§ WHAT YOU WILL DO
Please find the lines in the entries below that contain the word "folder", and copy each one.

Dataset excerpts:
[Start of section]

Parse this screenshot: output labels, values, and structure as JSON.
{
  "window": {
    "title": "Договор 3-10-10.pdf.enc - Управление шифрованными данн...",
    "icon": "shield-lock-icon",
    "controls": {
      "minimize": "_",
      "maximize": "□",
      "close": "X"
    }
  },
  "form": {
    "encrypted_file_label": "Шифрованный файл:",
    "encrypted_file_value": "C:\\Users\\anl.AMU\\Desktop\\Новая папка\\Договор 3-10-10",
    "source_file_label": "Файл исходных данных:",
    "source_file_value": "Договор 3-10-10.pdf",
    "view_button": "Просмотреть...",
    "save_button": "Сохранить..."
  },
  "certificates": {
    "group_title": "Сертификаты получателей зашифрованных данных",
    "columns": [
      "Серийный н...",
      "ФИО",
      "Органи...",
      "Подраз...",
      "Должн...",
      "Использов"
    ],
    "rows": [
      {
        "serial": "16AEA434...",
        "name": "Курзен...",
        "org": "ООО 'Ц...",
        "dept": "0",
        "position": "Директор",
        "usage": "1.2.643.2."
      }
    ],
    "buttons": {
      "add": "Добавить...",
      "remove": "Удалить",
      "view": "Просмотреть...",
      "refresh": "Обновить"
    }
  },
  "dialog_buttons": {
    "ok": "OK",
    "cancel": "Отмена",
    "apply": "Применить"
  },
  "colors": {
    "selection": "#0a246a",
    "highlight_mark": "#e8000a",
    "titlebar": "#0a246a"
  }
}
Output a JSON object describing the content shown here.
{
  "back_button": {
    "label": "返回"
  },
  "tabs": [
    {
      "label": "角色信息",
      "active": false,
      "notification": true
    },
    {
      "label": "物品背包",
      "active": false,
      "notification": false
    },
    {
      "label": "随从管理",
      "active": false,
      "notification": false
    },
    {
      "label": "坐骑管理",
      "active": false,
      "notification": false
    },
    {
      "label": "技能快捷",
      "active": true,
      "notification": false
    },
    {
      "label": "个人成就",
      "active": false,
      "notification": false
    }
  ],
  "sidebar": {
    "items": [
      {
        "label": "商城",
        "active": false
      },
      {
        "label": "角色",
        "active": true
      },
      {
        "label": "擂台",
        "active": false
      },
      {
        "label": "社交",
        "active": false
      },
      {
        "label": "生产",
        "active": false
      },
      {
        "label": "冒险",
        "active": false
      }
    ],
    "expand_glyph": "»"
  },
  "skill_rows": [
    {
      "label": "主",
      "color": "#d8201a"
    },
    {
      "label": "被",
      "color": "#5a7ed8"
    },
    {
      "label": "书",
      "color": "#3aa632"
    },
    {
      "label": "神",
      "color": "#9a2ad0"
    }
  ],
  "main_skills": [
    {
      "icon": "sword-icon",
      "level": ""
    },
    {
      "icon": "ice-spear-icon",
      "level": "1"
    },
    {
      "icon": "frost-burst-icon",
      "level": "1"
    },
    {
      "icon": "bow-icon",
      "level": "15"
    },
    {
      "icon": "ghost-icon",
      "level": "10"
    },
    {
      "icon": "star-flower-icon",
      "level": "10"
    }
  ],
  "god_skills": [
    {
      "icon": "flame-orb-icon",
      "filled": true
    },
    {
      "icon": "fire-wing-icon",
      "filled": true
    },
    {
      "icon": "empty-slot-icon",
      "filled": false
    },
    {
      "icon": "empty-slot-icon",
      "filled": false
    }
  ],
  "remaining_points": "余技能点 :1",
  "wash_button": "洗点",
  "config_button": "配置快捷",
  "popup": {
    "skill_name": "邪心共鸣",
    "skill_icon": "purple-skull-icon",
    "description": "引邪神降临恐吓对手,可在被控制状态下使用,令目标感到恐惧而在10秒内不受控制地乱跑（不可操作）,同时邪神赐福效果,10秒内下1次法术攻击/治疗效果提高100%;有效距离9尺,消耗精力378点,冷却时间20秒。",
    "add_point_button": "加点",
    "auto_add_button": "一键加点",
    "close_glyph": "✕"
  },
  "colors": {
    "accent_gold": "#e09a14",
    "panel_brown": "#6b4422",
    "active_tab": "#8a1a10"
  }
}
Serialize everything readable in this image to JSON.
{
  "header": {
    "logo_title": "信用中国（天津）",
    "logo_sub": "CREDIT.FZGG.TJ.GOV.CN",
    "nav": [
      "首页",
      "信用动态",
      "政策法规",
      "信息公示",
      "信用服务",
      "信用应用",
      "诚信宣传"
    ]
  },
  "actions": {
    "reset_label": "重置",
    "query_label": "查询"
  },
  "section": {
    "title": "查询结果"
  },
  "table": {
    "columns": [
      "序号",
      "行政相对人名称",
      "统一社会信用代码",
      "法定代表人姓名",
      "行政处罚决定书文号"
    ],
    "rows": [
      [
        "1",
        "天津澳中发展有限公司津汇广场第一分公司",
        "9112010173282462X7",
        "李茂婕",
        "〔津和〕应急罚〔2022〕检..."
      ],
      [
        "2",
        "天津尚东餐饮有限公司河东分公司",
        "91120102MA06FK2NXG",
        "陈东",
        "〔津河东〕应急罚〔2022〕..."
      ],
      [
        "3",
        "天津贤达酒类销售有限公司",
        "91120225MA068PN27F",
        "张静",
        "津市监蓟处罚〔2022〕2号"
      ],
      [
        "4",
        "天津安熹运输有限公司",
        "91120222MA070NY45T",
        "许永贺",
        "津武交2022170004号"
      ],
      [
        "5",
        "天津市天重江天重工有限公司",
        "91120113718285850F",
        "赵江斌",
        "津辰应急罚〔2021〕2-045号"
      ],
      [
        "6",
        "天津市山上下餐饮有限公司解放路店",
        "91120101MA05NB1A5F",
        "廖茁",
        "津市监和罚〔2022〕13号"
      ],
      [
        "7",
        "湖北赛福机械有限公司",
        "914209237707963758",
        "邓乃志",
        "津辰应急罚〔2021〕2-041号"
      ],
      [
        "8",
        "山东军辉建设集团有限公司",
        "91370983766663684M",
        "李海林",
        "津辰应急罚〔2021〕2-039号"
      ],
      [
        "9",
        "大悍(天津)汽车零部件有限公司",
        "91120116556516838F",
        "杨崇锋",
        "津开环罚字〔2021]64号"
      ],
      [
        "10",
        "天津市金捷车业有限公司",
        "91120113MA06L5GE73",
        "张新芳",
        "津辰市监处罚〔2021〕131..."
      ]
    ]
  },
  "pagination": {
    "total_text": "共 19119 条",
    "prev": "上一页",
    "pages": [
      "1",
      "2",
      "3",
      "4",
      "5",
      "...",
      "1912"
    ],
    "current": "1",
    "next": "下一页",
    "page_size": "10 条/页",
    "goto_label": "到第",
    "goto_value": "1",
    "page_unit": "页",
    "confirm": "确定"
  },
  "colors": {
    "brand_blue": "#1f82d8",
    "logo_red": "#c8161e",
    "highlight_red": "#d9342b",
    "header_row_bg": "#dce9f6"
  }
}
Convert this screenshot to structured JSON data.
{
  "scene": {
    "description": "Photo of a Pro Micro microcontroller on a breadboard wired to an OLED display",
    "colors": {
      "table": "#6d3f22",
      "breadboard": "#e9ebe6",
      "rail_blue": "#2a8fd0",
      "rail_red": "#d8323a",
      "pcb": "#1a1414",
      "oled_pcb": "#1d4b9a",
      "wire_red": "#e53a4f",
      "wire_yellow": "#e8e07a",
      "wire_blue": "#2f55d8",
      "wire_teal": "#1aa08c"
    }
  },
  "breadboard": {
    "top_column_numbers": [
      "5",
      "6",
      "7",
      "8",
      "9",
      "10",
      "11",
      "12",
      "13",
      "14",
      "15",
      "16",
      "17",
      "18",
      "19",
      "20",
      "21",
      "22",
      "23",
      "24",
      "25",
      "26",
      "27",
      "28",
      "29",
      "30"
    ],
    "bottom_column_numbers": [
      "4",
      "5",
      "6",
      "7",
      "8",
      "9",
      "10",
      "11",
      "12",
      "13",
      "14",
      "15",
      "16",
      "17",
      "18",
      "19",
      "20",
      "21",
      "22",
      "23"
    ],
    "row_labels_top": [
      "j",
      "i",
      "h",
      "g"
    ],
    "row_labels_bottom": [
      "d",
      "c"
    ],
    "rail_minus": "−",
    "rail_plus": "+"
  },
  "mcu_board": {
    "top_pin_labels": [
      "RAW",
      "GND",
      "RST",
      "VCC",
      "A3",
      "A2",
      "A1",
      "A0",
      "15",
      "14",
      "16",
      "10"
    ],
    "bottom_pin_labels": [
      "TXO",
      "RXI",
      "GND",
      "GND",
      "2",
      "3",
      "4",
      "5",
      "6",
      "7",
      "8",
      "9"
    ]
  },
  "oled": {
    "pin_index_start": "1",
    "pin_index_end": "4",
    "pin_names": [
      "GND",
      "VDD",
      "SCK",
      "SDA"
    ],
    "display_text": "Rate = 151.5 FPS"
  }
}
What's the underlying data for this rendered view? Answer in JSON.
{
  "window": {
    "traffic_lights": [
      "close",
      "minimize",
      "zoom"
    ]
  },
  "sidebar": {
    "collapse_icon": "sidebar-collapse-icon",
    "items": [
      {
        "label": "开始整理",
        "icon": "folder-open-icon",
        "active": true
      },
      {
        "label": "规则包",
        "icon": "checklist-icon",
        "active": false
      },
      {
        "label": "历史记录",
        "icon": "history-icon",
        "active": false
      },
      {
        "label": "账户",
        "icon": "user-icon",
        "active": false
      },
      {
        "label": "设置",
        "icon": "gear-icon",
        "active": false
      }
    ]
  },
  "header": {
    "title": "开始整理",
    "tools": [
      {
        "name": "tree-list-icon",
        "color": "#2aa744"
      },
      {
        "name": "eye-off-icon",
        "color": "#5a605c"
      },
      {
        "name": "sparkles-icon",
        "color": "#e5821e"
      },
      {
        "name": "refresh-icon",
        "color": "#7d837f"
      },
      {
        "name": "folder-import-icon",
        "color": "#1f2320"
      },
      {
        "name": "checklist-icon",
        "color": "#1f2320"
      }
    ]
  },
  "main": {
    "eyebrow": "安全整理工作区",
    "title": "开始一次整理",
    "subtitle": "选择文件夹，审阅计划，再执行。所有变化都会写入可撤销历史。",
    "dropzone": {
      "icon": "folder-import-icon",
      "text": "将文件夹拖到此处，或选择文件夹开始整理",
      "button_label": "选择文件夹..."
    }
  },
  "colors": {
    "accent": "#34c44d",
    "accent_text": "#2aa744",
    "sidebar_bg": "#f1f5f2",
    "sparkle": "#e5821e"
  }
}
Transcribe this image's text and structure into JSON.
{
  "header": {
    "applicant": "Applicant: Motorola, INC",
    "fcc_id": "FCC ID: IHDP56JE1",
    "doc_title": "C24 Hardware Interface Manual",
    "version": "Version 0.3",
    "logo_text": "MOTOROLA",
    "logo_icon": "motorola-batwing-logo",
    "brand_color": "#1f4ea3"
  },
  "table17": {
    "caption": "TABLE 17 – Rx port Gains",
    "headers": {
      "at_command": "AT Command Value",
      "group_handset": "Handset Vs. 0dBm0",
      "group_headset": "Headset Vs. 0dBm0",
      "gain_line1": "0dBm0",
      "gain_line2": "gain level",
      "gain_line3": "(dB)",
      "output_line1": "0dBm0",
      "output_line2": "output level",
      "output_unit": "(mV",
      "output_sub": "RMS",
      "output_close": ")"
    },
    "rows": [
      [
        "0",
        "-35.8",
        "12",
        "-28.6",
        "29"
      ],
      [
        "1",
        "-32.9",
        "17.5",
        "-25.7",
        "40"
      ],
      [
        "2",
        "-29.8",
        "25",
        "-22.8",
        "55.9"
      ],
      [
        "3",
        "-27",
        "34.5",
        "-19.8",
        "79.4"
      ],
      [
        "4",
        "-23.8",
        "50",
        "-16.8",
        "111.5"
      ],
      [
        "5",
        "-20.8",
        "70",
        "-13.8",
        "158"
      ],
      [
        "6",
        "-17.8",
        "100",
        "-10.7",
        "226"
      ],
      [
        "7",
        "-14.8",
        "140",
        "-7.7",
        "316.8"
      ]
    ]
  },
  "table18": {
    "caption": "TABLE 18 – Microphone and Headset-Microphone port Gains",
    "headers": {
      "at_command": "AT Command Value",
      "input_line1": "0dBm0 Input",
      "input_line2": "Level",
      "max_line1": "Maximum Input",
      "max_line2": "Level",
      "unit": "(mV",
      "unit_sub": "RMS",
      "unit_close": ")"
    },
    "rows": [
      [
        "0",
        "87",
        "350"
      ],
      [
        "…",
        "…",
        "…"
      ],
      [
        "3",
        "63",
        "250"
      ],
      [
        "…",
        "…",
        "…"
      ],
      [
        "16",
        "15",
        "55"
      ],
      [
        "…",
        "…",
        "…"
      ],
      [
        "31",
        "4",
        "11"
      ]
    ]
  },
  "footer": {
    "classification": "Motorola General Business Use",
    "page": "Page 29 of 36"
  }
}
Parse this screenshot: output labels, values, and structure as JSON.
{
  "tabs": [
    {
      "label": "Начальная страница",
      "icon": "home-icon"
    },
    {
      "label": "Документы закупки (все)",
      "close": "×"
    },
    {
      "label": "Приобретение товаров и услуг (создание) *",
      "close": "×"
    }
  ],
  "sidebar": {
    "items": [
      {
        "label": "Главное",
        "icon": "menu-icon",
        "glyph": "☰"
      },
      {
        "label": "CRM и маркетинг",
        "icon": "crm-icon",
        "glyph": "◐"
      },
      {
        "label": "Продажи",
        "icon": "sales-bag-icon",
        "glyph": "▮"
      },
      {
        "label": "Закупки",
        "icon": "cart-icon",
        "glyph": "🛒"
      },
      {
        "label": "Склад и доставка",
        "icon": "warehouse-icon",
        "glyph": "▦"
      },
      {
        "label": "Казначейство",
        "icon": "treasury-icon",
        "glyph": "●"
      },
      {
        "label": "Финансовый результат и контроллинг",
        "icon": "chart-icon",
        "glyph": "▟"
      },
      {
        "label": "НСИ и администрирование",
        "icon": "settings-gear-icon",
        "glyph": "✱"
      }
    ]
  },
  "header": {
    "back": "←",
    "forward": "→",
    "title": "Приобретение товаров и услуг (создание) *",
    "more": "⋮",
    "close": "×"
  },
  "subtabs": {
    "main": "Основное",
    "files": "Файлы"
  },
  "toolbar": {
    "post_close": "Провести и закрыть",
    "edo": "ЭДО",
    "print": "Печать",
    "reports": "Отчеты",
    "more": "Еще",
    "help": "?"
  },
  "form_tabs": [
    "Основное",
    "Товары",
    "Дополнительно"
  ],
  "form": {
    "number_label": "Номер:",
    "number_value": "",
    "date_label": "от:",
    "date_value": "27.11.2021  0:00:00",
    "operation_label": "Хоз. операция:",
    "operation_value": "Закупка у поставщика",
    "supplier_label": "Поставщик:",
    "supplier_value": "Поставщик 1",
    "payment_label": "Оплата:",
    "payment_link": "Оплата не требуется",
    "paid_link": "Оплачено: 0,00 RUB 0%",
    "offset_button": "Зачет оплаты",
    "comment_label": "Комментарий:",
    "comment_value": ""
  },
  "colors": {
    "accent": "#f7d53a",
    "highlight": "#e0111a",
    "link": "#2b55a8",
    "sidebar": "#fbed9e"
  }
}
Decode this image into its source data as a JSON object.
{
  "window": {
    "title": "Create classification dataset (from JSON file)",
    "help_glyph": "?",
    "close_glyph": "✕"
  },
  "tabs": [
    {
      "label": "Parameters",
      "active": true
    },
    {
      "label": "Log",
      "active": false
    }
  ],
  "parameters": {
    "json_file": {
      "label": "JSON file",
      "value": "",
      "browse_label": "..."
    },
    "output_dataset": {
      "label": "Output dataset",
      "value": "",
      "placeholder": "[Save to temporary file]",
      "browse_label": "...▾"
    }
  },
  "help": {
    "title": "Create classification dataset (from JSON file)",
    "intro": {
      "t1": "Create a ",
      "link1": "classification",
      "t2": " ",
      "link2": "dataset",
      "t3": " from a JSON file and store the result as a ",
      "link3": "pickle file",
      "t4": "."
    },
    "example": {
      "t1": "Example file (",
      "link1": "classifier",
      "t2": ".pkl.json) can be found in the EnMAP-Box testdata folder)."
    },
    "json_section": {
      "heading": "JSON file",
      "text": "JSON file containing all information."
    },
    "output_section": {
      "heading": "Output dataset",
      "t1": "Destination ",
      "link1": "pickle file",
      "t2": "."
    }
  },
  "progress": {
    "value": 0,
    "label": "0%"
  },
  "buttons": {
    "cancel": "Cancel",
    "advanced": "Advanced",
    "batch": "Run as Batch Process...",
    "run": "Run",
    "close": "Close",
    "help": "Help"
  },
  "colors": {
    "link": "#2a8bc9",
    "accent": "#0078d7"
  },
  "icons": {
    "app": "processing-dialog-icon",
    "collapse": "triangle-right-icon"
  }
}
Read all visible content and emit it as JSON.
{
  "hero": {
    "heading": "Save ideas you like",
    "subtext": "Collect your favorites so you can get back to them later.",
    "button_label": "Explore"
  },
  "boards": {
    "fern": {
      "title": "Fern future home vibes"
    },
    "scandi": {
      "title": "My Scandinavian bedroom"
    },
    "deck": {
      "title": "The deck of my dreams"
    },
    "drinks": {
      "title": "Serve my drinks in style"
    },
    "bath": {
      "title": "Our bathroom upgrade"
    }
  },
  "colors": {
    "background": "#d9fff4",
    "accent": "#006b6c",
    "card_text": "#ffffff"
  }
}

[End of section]

§ RESPONSE
        "icon": "folder-open-icon",
        "name": "folder-import-icon",
      "icon": "folder-import-icon",
      "t2": ".pkl.json) can be found in the EnMAP-Box testdata folder)."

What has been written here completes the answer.